+++ EXTRACTED DATA

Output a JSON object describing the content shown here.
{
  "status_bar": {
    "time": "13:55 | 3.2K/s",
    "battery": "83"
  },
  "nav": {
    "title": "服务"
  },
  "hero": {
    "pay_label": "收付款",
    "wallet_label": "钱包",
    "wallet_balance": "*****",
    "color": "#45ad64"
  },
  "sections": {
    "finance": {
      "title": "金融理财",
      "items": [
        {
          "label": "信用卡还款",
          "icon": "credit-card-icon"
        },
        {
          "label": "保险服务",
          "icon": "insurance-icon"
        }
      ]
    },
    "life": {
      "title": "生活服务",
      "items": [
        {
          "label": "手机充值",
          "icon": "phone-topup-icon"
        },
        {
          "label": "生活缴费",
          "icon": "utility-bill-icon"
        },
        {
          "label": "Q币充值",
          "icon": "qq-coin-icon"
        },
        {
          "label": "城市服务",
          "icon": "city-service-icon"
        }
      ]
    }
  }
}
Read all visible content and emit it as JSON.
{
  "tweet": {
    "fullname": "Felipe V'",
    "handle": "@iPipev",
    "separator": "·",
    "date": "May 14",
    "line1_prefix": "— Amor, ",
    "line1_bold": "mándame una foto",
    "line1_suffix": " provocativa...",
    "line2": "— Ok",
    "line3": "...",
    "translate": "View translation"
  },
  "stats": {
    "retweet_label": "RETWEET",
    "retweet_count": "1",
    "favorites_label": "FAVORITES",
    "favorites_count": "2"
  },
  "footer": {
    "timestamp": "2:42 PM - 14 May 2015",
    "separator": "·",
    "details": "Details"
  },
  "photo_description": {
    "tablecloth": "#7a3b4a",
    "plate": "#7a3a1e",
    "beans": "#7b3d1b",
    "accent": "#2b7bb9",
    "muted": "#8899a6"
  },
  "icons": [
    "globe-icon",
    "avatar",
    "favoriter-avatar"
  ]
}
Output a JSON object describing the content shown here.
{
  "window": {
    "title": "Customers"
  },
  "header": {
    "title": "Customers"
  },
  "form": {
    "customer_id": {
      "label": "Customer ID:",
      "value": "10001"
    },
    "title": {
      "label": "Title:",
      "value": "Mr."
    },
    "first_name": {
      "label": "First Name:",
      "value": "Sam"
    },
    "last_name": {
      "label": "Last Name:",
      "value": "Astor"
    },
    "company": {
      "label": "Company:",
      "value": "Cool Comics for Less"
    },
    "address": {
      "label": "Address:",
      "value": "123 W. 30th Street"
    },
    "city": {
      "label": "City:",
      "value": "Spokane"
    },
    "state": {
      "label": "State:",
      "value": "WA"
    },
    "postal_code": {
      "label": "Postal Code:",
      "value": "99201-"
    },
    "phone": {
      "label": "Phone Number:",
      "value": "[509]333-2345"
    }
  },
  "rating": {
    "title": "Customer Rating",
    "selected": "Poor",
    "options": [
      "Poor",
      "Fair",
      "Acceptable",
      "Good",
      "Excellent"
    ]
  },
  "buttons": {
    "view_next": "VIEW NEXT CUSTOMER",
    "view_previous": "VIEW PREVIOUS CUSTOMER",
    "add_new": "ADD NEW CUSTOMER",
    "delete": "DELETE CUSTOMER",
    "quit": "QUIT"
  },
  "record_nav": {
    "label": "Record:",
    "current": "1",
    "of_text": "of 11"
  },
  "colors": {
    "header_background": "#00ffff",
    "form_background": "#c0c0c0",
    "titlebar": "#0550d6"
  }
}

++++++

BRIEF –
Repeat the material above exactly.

COMPLETED EXERCISE –
Output a JSON object describing the content shown here.
{
  "status_bar": {
    "time": "13:55 | 3.2K/s",
    "battery": "83"
  },
  "nav": {
    "title": "服务"
  },
  "hero": {
    "pay_label": "收付款",
    "wallet_label": "钱包",
    "wallet_balance": "*****",
    "color": "#45ad64"
  },
  "sections": {
    "finance": {
      "title": "金融理财",
      "items": [
        {
          "label": "信用卡还款",
          "icon": "credit-card-icon"
        },
        {
          "label": "保险服务",
          "icon": "insurance-icon"
        }
      ]
    },
    "life": {
      "title": "生活服务",
      "items": [
        {
          "label": "手机充值",
          "icon": "phone-topup-icon"
        },
        {
          "label": "生活缴费",
          "icon": "utility-bill-icon"
        },
        {
          "label": "Q币充值",
          "icon": "qq-coin-icon"
        },
        {
          "label": "城市服务",
          "icon": "city-service-icon"
        }
      ]
    }
  }
}
Read all visible content and emit it as JSON.
{
  "tweet": {
    "fullname": "Felipe V'",
    "handle": "@iPipev",
    "separator": "·",
    "date": "May 14",
    "line1_prefix": "— Amor, ",
    "line1_bold": "mándame una foto",
    "line1_suffix": " provocativa...",
    "line2": "— Ok",
    "line3": "...",
    "translate": "View translation"
  },
  "stats": {
    "retweet_label": "RETWEET",
    "retweet_count": "1",
    "favorites_label": "FAVORITES",
    "favorites_count": "2"
  },
  "footer": {
    "timestamp": "2:42 PM - 14 May 2015",
    "separator": "·",
    "details": "Details"
  },
  "photo_description": {
    "tablecloth": "#7a3b4a",
    "plate": "#7a3a1e",
    "beans": "#7b3d1b",
    "accent": "#2b7bb9",
    "muted": "#8899a6"
  },
  "icons": [
    "globe-icon",
    "avatar",
    "favoriter-avatar"
  ]
}
Output a JSON object describing the content shown here.
{
  "window": {
    "title": "Customers"
  },
  "header": {
    "title": "Customers"
  },
  "form": {
    "customer_id": {
      "label": "Customer ID:",
      "value": "10001"
    },
    "title": {
      "label": "Title:",
      "value": "Mr."
    },
    "first_name": {
      "label": "First Name:",
      "value": "Sam"
    },
    "last_name": {
      "label": "Last Name:",
      "value": "Astor"
    },
    "company": {
      "label": "Company:",
      "value": "Cool Comics for Less"
    },
    "address": {
      "label": "Address:",
      "value": "123 W. 30th Street"
    },
    "city": {
      "label": "City:",
      "value": "Spokane"
    },
    "state": {
      "label": "State:",
      "value": "WA"
    },
    "postal_code": {
      "label": "Postal Code:",
      "value": "99201-"
    },
    "phone": {
      "label": "Phone Number:",
      "value": "[509]333-2345"
    }
  },
  "rating": {
    "title": "Customer Rating",
    "selected": "Poor",
    "options": [
      "Poor",
      "Fair",
      "Acceptable",
      "Good",
      "Excellent"
    ]
  },
  "buttons": {
    "view_next": "VIEW NEXT CUSTOMER",
    "view_previous": "VIEW PREVIOUS CUSTOMER",
    "add_new": "ADD NEW CUSTOMER",
    "delete": "DELETE CUSTOMER",
    "quit": "QUIT"
  },
  "record_nav": {
    "label": "Record:",
    "current": "1",
    "of_text": "of 11"
  },
  "colors": {
    "header_background": "#00ffff",
    "form_background": "#c0c0c0",
    "titlebar": "#0550d6"
  }
}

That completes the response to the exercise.